Sameena Ahmad examines a set of potentially controversial proposals.
The UK's high technology industry is lobbying the Treasury to introduce a new system of tax credits to help finance its research and development. A working group, set up last month by the Treasury and Department of Trade and Industry to examine practical ways to improve the UK's record of investment in research and development, met for the first time last Thursday.
The 15-strong group is chaired by Dr Keith McCullagh, chief executive of British Biotech, the sector's leading company, and includes representatives from the Bank of England, the Confederation of British Industry and leading institutional investors. According to sources close to the confidential meeting, the group will present a report to Geoffrey Robinson, the Paymaster- General, in January, proposing tax breaks for biotechnology and IT companies.
Under the proposals, R&D spending would trigger a cash injection from the Inland Revenue into the profit and loss account as a tax credit. While details are still being thrashed out, companies would get a proportion of what they invest in research paid back as tax.
The scheme would allow loss-making companies to bring forward the tax credits that they build up, but cannot utilise under the current rules until they make profits.
One source close to the talks and from the biotech sector said: "The timing of when we get money can be the difference between success and failure. The question is surviving until the research pays off. It is of little use to building up huge tax losses which we can only enjoy if we make it to profit."

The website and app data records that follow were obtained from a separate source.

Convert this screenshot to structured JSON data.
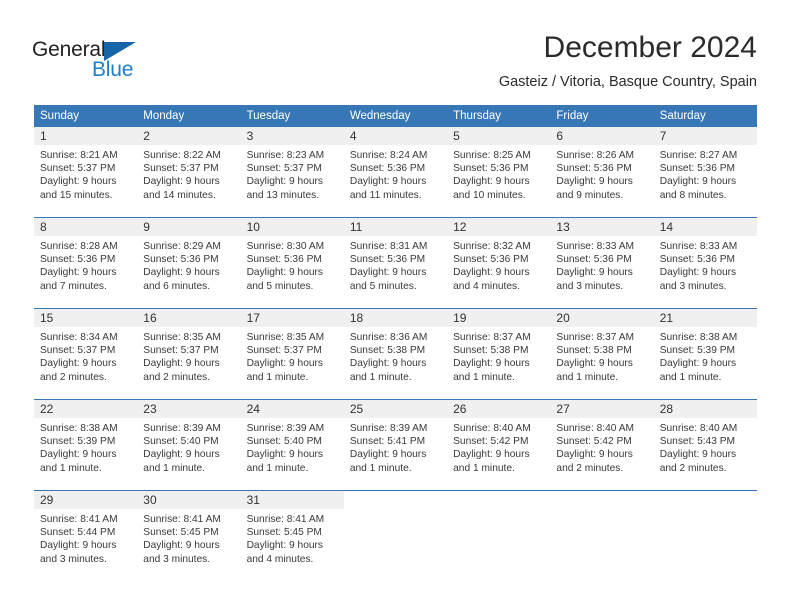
{
  "logo": {
    "word1": "General",
    "word2": "Blue",
    "triangle_color": "#1565a8",
    "word1_color": "#231f20",
    "word2_color": "#1f7fc4"
  },
  "header": {
    "month_title": "December 2024",
    "location": "Gasteiz / Vitoria, Basque Country, Spain"
  },
  "theme": {
    "header_blue": "#3877b5",
    "daynum_band": "#f0f0f0",
    "text": "#3a3a3a"
  },
  "calendar": {
    "weekday_headers": [
      "Sunday",
      "Monday",
      "Tuesday",
      "Wednesday",
      "Thursday",
      "Friday",
      "Saturday"
    ],
    "weeks": [
      [
        {
          "day": "1",
          "sunrise": "Sunrise: 8:21 AM",
          "sunset": "Sunset: 5:37 PM",
          "daylight1": "Daylight: 9 hours",
          "daylight2": "and 15 minutes."
        },
        {
          "day": "2",
          "sunrise": "Sunrise: 8:22 AM",
          "sunset": "Sunset: 5:37 PM",
          "daylight1": "Daylight: 9 hours",
          "daylight2": "and 14 minutes."
        },
        {
          "day": "3",
          "sunrise": "Sunrise: 8:23 AM",
          "sunset": "Sunset: 5:37 PM",
          "daylight1": "Daylight: 9 hours",
          "daylight2": "and 13 minutes."
        },
        {
          "day": "4",
          "sunrise": "Sunrise: 8:24 AM",
          "sunset": "Sunset: 5:36 PM",
          "daylight1": "Daylight: 9 hours",
          "daylight2": "and 11 minutes."
        },
        {
          "day": "5",
          "sunrise": "Sunrise: 8:25 AM",
          "sunset": "Sunset: 5:36 PM",
          "daylight1": "Daylight: 9 hours",
          "daylight2": "and 10 minutes."
        },
        {
          "day": "6",
          "sunrise": "Sunrise: 8:26 AM",
          "sunset": "Sunset: 5:36 PM",
          "daylight1": "Daylight: 9 hours",
          "daylight2": "and 9 minutes."
        },
        {
          "day": "7",
          "sunrise": "Sunrise: 8:27 AM",
          "sunset": "Sunset: 5:36 PM",
          "daylight1": "Daylight: 9 hours",
          "daylight2": "and 8 minutes."
        }
      ],
      [
        {
          "day": "8",
          "sunrise": "Sunrise: 8:28 AM",
          "sunset": "Sunset: 5:36 PM",
          "daylight1": "Daylight: 9 hours",
          "daylight2": "and 7 minutes."
        },
        {
          "day": "9",
          "sunrise": "Sunrise: 8:29 AM",
          "sunset": "Sunset: 5:36 PM",
          "daylight1": "Daylight: 9 hours",
          "daylight2": "and 6 minutes."
        },
        {
          "day": "10",
          "sunrise": "Sunrise: 8:30 AM",
          "sunset": "Sunset: 5:36 PM",
          "daylight1": "Daylight: 9 hours",
          "daylight2": "and 5 minutes."
        },
        {
          "day": "11",
          "sunrise": "Sunrise: 8:31 AM",
          "sunset": "Sunset: 5:36 PM",
          "daylight1": "Daylight: 9 hours",
          "daylight2": "and 5 minutes."
        },
        {
          "day": "12",
          "sunrise": "Sunrise: 8:32 AM",
          "sunset": "Sunset: 5:36 PM",
          "daylight1": "Daylight: 9 hours",
          "daylight2": "and 4 minutes."
        },
        {
          "day": "13",
          "sunrise": "Sunrise: 8:33 AM",
          "sunset": "Sunset: 5:36 PM",
          "daylight1": "Daylight: 9 hours",
          "daylight2": "and 3 minutes."
        },
        {
          "day": "14",
          "sunrise": "Sunrise: 8:33 AM",
          "sunset": "Sunset: 5:36 PM",
          "daylight1": "Daylight: 9 hours",
          "daylight2": "and 3 minutes."
        }
      ],
      [
        {
          "day": "15",
          "sunrise": "Sunrise: 8:34 AM",
          "sunset": "Sunset: 5:37 PM",
          "daylight1": "Daylight: 9 hours",
          "daylight2": "and 2 minutes."
        },
        {
          "day": "16",
          "sunrise": "Sunrise: 8:35 AM",
          "sunset": "Sunset: 5:37 PM",
          "daylight1": "Daylight: 9 hours",
          "daylight2": "and 2 minutes."
        },
        {
          "day": "17",
          "sunrise": "Sunrise: 8:35 AM",
          "sunset": "Sunset: 5:37 PM",
          "daylight1": "Daylight: 9 hours",
          "daylight2": "and 1 minute."
        },
        {
          "day": "18",
          "sunrise": "Sunrise: 8:36 AM",
          "sunset": "Sunset: 5:38 PM",
          "daylight1": "Daylight: 9 hours",
          "daylight2": "and 1 minute."
        },
        {
          "day": "19",
          "sunrise": "Sunrise: 8:37 AM",
          "sunset": "Sunset: 5:38 PM",
          "daylight1": "Daylight: 9 hours",
          "daylight2": "and 1 minute."
        },
        {
          "day": "20",
          "sunrise": "Sunrise: 8:37 AM",
          "sunset": "Sunset: 5:38 PM",
          "daylight1": "Daylight: 9 hours",
          "daylight2": "and 1 minute."
        },
        {
          "day": "21",
          "sunrise": "Sunrise: 8:38 AM",
          "sunset": "Sunset: 5:39 PM",
          "daylight1": "Daylight: 9 hours",
          "daylight2": "and 1 minute."
        }
      ],
      [
        {
          "day": "22",
          "sunrise": "Sunrise: 8:38 AM",
          "sunset": "Sunset: 5:39 PM",
          "daylight1": "Daylight: 9 hours",
          "daylight2": "and 1 minute."
        },
        {
          "day": "23",
          "sunrise": "Sunrise: 8:39 AM",
          "sunset": "Sunset: 5:40 PM",
          "daylight1": "Daylight: 9 hours",
          "daylight2": "and 1 minute."
        },
        {
          "day": "24",
          "sunrise": "Sunrise: 8:39 AM",
          "sunset": "Sunset: 5:40 PM",
          "daylight1": "Daylight: 9 hours",
          "daylight2": "and 1 minute."
        },
        {
          "day": "25",
          "sunrise": "Sunrise: 8:39 AM",
          "sunset": "Sunset: 5:41 PM",
          "daylight1": "Daylight: 9 hours",
          "daylight2": "and 1 minute."
        },
        {
          "day": "26",
          "sunrise": "Sunrise: 8:40 AM",
          "sunset": "Sunset: 5:42 PM",
          "daylight1": "Daylight: 9 hours",
          "daylight2": "and 1 minute."
        },
        {
          "day": "27",
          "sunrise": "Sunrise: 8:40 AM",
          "sunset": "Sunset: 5:42 PM",
          "daylight1": "Daylight: 9 hours",
          "daylight2": "and 2 minutes."
        },
        {
          "day": "28",
          "sunrise": "Sunrise: 8:40 AM",
          "sunset": "Sunset: 5:43 PM",
          "daylight1": "Daylight: 9 hours",
          "daylight2": "and 2 minutes."
        }
      ],
      [
        {
          "day": "29",
          "sunrise": "Sunrise: 8:41 AM",
          "sunset": "Sunset: 5:44 PM",
          "daylight1": "Daylight: 9 hours",
          "daylight2": "and 3 minutes."
        },
        {
          "day": "30",
          "sunrise": "Sunrise: 8:41 AM",
          "sunset": "Sunset: 5:45 PM",
          "daylight1": "Daylight: 9 hours",
          "daylight2": "and 3 minutes."
        },
        {
          "day": "31",
          "sunrise": "Sunrise: 8:41 AM",
          "sunset": "Sunset: 5:45 PM",
          "daylight1": "Daylight: 9 hours",
          "daylight2": "and 4 minutes."
        },
        {
          "day": "",
          "sunrise": "",
          "sunset": "",
          "daylight1": "",
          "daylight2": ""
        },
        {
          "day": "",
          "sunrise": "",
          "sunset": "",
          "daylight1": "",
          "daylight2": ""
        },
        {
          "day": "",
          "sunrise": "",
          "sunset": "",
          "daylight1": "",
          "daylight2": ""
        },
        {
          "day": "",
          "sunrise": "",
          "sunset": "",
          "daylight1": "",
          "daylight2": ""
        }
      ]
    ]
  }
}
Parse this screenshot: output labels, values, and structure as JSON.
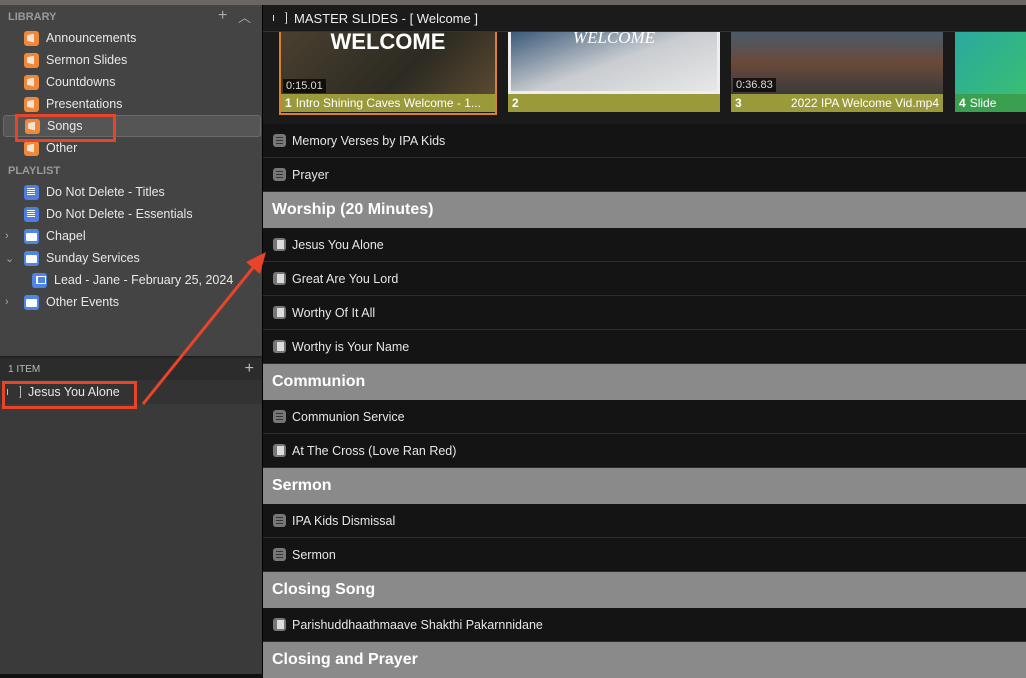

Ian Smith, pharmaceuticals analyst at Lehman Brothers pointed out the advantages to the Government: "Companies could do more research, employ more people and make discoveries more quickly. The government gets taxes faster and creates an industry that can compete better world-wide."
However, the scheme would have a substantial start-up cost. Last year the UK biotech industry spent almost pounds 300m on R&D. The difficulty will be persuading the Government to back a potentially costly scheme which could be criticised as a subsidy to an industry often viewed suspiciously by the public.Reuse content